Beginning with the line containing "Read all visible content and emit it as JSON." and ending with the last line of the entries below, copy each line exactly and nothing else.

_Record set:_
▬▬▬▬▬▬

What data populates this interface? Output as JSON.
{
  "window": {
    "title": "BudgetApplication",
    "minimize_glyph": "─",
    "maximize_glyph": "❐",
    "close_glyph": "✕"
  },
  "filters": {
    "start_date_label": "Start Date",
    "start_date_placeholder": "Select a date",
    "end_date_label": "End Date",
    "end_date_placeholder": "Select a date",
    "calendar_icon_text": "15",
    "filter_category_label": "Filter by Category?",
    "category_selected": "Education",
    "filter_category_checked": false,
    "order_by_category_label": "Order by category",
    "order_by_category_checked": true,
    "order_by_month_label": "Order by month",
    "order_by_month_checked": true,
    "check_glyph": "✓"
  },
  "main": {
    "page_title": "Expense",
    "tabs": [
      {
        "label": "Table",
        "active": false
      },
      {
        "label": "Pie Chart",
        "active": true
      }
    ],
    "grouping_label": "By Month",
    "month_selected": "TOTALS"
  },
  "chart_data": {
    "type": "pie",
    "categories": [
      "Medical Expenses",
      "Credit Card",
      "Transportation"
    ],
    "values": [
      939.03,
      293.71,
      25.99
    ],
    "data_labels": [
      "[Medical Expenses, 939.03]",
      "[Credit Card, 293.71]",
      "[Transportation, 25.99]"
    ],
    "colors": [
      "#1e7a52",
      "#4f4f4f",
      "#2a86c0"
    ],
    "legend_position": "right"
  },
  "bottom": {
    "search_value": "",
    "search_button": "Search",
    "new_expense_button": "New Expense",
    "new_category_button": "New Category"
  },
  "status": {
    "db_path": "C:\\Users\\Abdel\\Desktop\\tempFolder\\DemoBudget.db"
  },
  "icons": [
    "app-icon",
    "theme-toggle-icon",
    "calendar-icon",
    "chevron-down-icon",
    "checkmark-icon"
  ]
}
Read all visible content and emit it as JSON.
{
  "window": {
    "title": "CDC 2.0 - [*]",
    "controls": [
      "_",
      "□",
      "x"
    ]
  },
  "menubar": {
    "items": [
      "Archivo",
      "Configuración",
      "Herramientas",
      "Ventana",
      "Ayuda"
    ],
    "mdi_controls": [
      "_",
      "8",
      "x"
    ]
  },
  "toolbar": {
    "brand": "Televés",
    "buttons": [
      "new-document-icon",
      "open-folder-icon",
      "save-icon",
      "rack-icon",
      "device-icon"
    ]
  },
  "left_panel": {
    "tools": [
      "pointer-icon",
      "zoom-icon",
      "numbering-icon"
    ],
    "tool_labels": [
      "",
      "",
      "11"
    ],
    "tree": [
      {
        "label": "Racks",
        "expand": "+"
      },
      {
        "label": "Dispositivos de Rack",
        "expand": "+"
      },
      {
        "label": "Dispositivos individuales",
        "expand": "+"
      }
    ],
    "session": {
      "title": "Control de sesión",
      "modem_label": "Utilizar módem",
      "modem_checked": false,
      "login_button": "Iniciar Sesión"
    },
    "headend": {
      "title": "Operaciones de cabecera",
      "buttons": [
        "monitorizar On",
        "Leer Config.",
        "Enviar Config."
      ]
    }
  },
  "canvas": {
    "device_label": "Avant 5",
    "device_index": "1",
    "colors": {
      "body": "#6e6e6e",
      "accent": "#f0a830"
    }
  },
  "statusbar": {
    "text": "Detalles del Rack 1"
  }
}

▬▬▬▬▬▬

_The answer:_
Read all visible content and emit it as JSON.
{
  "window": {
    "title": "CDC 2.0 - [*]",
    "controls": [
      "_",
      "□",
      "x"
    ]
  },
  "menubar": {
    "items": [
      "Archivo",
      "Configuración",
      "Herramientas",
      "Ventana",
      "Ayuda"
    ],
    "mdi_controls": [
      "_",
      "8",
      "x"
    ]
  },
  "toolbar": {
    "brand": "Televés",
    "buttons": [
      "new-document-icon",
      "open-folder-icon",
      "save-icon",
      "rack-icon",
      "device-icon"
    ]
  },
  "left_panel": {
    "tools": [
      "pointer-icon",
      "zoom-icon",
      "numbering-icon"
    ],
    "tool_labels": [
      "",
      "",
      "11"
    ],
    "tree": [
      {
        "label": "Racks",
        "expand": "+"
      },
      {
        "label": "Dispositivos de Rack",
        "expand": "+"
      },
      {
        "label": "Dispositivos individuales",
        "expand": "+"
      }
    ],
    "session": {
      "title": "Control de sesión",
      "modem_label": "Utilizar módem",
      "modem_checked": false,
      "login_button": "Iniciar Sesión"
    },
    "headend": {
      "title": "Operaciones de cabecera",
      "buttons": [
        "monitorizar On",
        "Leer Config.",
        "Enviar Config."
      ]
    }
  },
  "canvas": {
    "device_label": "Avant 5",
    "device_index": "1",
    "colors": {
      "body": "#6e6e6e",
      "accent": "#f0a830"
    }
  },
  "statusbar": {
    "text": "Detalles del Rack 1"
  }
}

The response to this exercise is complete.